Following an extremely dry spring and summer further compounded by regular heatwaves, the autumn finally brought some good rain to the lower Hunter, and with the ongoing warm temperatures it was like having summer all over again, but without the heatwave.
While the crops were responding to the boost of rain, not to be forgotten are the weeds, just lying around dormant waiting for their moment. The most likely suspects, fireweed and capeweed (both daisies) however were usurped by a less likely but nonetheless quite common weed, known by many names including American wormseed and Mexican tea – the names giving some clue as to the origin.
This plant has a new botanical name since I last looked it up. Previously it was Chenopodium ambrosoides, sister to the common fat hen or lambs quarters, Chenopodium album and the popular health food quinoa (C. quinoa). However a quick check of the Plantnet site informs me it now has a new name, Dysphania ambrosoides, and that it is a cosmopolitan weed found throughout Eastern Australia and beyond.
While this plant isn’t particularly striking in appearance, it does have a quite distinctive smell, some may say stink! This is due to the volatile oil which is high in the monoterpene oxide ascaridole, a rare anthelmintic compound also found in the medicinal plant boldo (Peumus boldo). For over 100 years the essential oil (known then as Baltimore oil) was used as a household remedy in North America for treatment of intestinal parasites, however it became less popular due to its extreme toxicity. According to “Ëssential Oil Safety” a safe dose for children was 1 drop per year of age, but 2-3 times that dose could be fatal. In a study by Monzote et al. (2009), cytotoxicity via inhibition of mitochondrial respiration by three different components of the essential oil (ascaridole, carvacrol and caryophyllene oxide) was demonstrated.

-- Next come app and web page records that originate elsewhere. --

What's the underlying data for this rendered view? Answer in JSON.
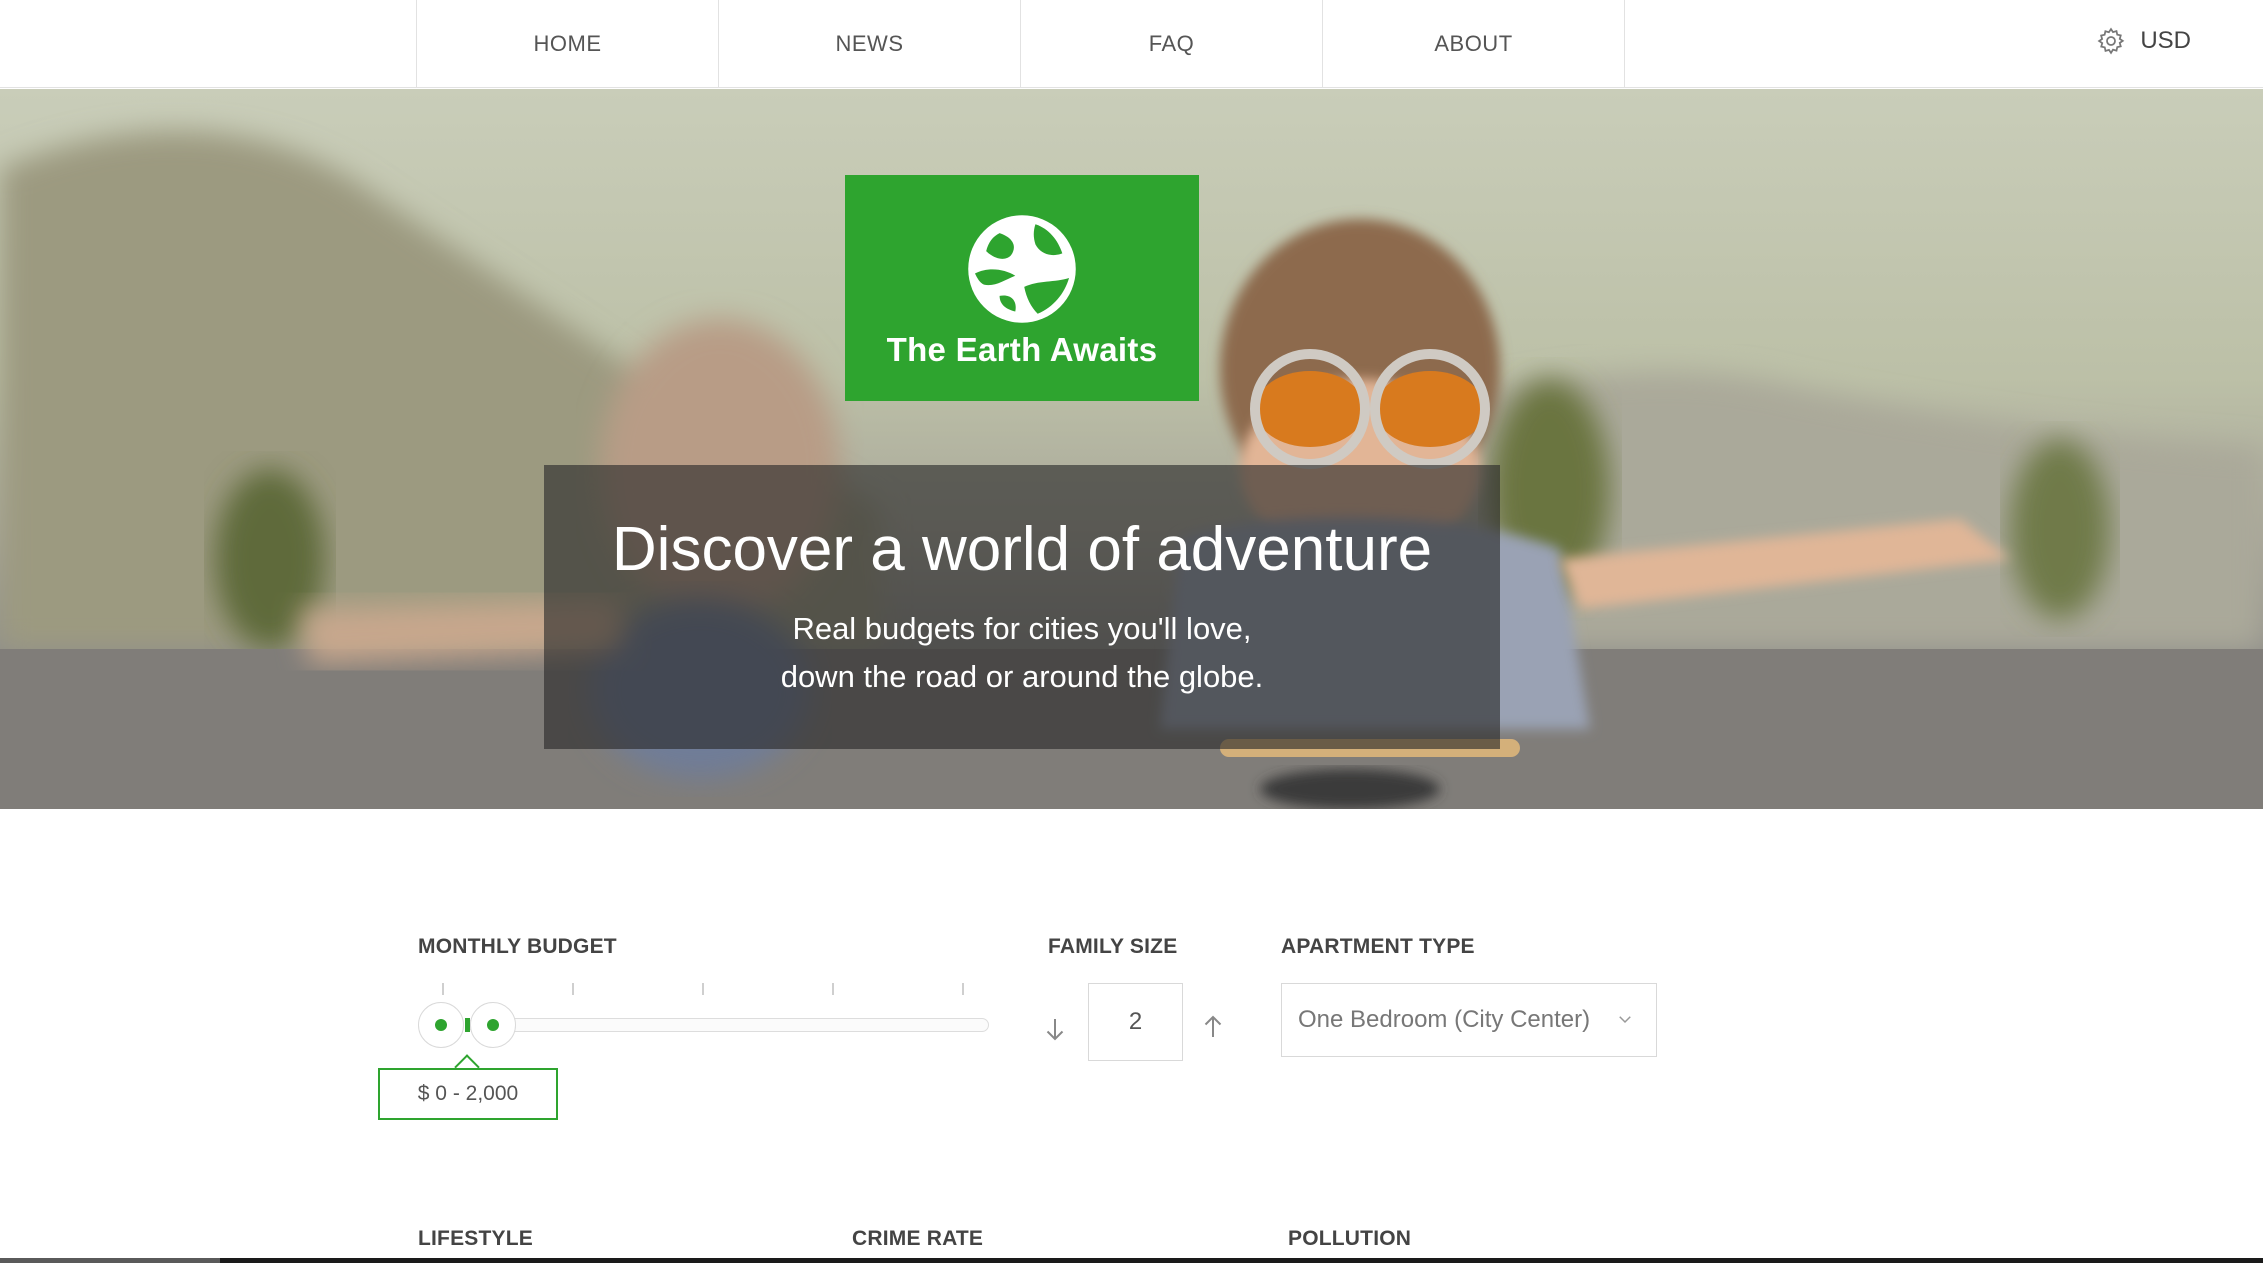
{
  "nav": {
    "items": [
      "HOME",
      "NEWS",
      "FAQ",
      "ABOUT"
    ],
    "currency": "USD",
    "currency_icon": "gear-icon"
  },
  "hero": {
    "logo_text": "The Earth Awaits",
    "logo_icon": "globe-hands-icon",
    "title": "Discover a world of adventure",
    "subtitle_line1": "Real budgets for cities you'll love,",
    "subtitle_line2": "down the road or around the globe."
  },
  "filters": {
    "monthly_budget": {
      "label": "MONTHLY BUDGET",
      "range_text": "$ 0 - 2,000",
      "min": 0,
      "max": 2000
    },
    "family_size": {
      "label": "FAMILY SIZE",
      "value": "2"
    },
    "apartment_type": {
      "label": "APARTMENT TYPE",
      "value": "One Bedroom (City Center)"
    },
    "lifestyle_label": "LIFESTYLE",
    "crime_rate_label": "CRIME RATE",
    "pollution_label": "POLLUTION"
  },
  "colors": {
    "accent": "#2ea42f",
    "overlay": "#282828"
  }
}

So how does such a toxic substance become a food ingredient? Travel to Mexico and epozate as it is known is a much-loved culinary spice, added to beans and other dishes to assist digestion and add an aromatic flavour. The trick is to use the leaf only, not the seeds, and avoid the essential oil altogether. According to Mother Earth Living, you can add epazote to soups and stews, bean and squash dishes, corn, pork and fish, mushrooms with onions and to complement other popular spices like cilantro and chiles.
So there you have it – a weed, medicinal herb and essential oil, food and poison all in one. Do you have any weeds to match that in your garden?
Monzote, L., et al., (2009). Toxic effects of carvacrol, caryophyllene oxide, and ascaridole from essential oil of Chenopodium ambrosioides on mitochondria. Toxicol. Appl. Pharmaco. doi:10.1016/j.taap.2009.08.001
Tisserand & Balacs (1995). Essential Oil Safety. Churchill Livingstone.